Alec Plotkin


Chemical Engineering, '18


plotkin.a@husky.neu.edu


Website


Nanoencapsulation of tyrosine kinase inhibitors and their effects on pathway inhibition


Mentor: Ralph Weissleder, MD (Massachusetts General Hospital)

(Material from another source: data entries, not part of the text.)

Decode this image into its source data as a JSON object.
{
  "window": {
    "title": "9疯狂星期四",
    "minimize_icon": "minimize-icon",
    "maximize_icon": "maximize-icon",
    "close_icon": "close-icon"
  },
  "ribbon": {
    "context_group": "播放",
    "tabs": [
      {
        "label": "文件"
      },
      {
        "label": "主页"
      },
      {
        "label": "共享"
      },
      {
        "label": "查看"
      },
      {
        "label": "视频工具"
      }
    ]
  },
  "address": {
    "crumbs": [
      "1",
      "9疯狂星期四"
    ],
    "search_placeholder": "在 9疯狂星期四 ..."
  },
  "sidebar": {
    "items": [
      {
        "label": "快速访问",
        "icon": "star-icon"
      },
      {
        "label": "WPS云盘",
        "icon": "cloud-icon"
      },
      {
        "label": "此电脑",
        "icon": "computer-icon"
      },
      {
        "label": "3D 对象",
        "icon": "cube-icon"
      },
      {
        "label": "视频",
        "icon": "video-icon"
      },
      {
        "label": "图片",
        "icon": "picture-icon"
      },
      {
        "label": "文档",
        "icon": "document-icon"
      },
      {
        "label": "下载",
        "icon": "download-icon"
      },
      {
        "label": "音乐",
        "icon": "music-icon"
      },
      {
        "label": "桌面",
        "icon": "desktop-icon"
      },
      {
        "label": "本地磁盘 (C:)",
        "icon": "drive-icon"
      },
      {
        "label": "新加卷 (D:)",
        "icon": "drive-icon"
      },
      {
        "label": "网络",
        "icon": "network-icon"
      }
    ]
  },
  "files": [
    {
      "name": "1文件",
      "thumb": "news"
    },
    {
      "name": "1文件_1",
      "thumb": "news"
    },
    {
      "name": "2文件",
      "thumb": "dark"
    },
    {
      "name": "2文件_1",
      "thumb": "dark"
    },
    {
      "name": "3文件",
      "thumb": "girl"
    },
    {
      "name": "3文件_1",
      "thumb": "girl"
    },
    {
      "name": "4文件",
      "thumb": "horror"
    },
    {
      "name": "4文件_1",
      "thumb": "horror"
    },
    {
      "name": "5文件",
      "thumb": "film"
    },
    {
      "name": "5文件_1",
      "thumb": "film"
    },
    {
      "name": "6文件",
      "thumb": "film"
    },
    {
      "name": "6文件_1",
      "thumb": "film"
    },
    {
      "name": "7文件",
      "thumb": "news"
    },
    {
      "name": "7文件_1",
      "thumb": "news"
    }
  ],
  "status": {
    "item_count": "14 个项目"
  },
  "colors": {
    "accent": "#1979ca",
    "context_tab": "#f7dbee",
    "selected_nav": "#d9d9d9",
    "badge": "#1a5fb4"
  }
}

Tyrosine kinase inhibitors such as sunitinib, foretinib, and crizotinib comprise a significant class of cancer-fighting compounds. These molecules function by binding to receptor tyrosine kinases (RTKs) such as MET, VEGFR, and MERTK. This disables phosphorylation in pathways that can lead to oncogenic or inflammatory responses in cancer cells, such as the MAPK pathways ERK and JNK. Despite promising indications, kinase inhibitors have shown results that are highly variable from patient to patient. These discrepancies may be partly due to problems in drug delivery, arising from these molecules’ categorical hydrophobicity. One potential solution is the encapsulation of kinase inhibitors in amphiphilic nanoparticles. Development of a nanoparticle-packaging platform for these molecules would provide the scientific community with an adaptable mechanism for improving drug delivery. Furthermore, nanoparticles can be customized to include tumor or immune targeting moieties, which may enable their use to target specific pathways in immune-tumor interactions. My work will involve identification of successful nano-encapsulation strategies for different kinase inhibitors. Subsequently, nanoparticle performance will be monitored in vitro and vivo. Eventually, the targeting of nanoparticles to interfere with tumor-immune crosstalk will explore the feasibility of employing nanoparticles in immuno-oncology.


Imaging the nuclear and cytosolic fluorescence of green (GFP) and red (RFP) fluorescent protein-bound kinases in murine ovarian cancer cells can yield quantitative data on pathway activity. The hoechst image allows identification of the cells' nuclei, while GFP and RFP label the mitogen-activated protein kinases ERK and JNK. The presence of nuclear localization sequences on the fluorophore-bound proteins allows for measurement of kinase activity by comparing nuclear and cytosolic fluorescence. In this way, pathway function can be compared under varying experimental conditions, like the addition of a kinase inhibitor. This data can be used to investigate the effectiveness of nanoparticle formulations in vitro. Source: